As the Good Shepherd, Jesus cares for the weakest among us, the most vulnerable little lambs. He also tends the nursing ewes who are burdened by the care of their young. The Shepherd knows each one of us, and is tender to our needs.
Unlike every picture I ever saw of the Good Shepherd carrying home the lamb upon His shoulder, Isaiah says He carries the lamb “in his bosom”, literally “close to His heart”. To cherish and to guard us, He holds us close to Himself.
Back to A.W. Tozer’s question: “What comes to your mind when you think about God?” Know that God is not only high and exalted, but also our tender and compassionate Shepherd. “Behold your God!”
With mention of God as our shepherd, this comforting soprano/alto duet takes us back to the “Pifa”, or “Pastoral Symphony”. This is the sound of shepherds keeping watch over their sheep by night. It is a simple melody sung over sustained notes suggesting shepherds’ bagpipes. The flow of the notes hints at a shepherd gently leading His sheep along. Roger Bullard describes the duet: “It is a warm, intimate, enfolding song, lines descending like a shepherd stooping to pick up a lamb. This is the music of the kind and compassionate Jesus.” The duet segues into tomorrow’s text with the invitation: “Come unto Him…”
- What do you sense that God might be saying to you in today’s Scripture text and music from Messiah?
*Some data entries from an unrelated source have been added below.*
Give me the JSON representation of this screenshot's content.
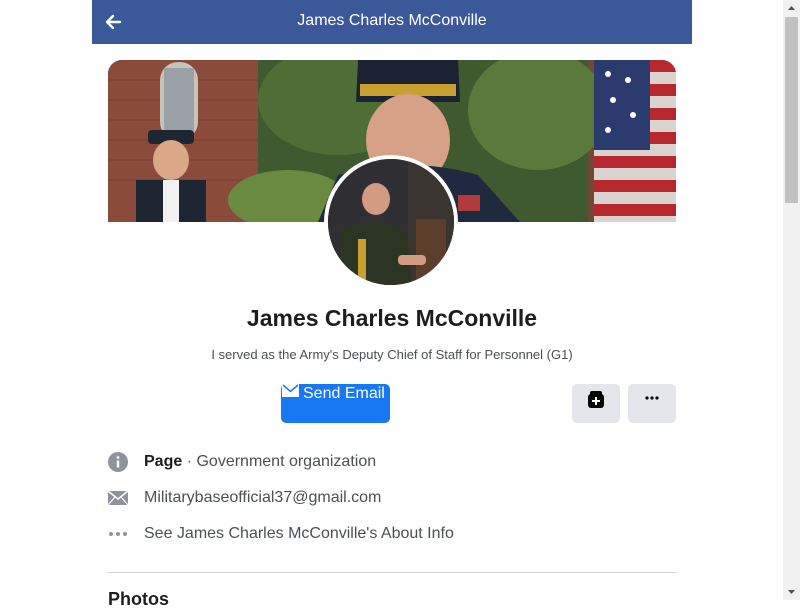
{
  "header": {
    "title": "James Charles McConville",
    "back_icon": "arrow-left-icon",
    "background": "#3b5998"
  },
  "profile": {
    "name": "James Charles McConville",
    "bio": "I served as the Army's Deputy Chief of Staff for Personnel (G1)"
  },
  "actions": {
    "send_email_label": "Send Email",
    "send_email_icon": "envelope-icon",
    "save_icon": "bookmark-plus-icon",
    "more_icon": "more-horizontal-icon",
    "primary_color": "#1877f2"
  },
  "info": {
    "page_type_bold": "Page",
    "page_category": " · Government organization",
    "email": "Militarybaseofficial37@gmail.com",
    "about_link": "See James Charles McConville's About Info"
  },
  "sections": {
    "photos_title": "Photos"
  }
}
- What do you want to say to God?
- Now take a few moments to be still in God’s presence.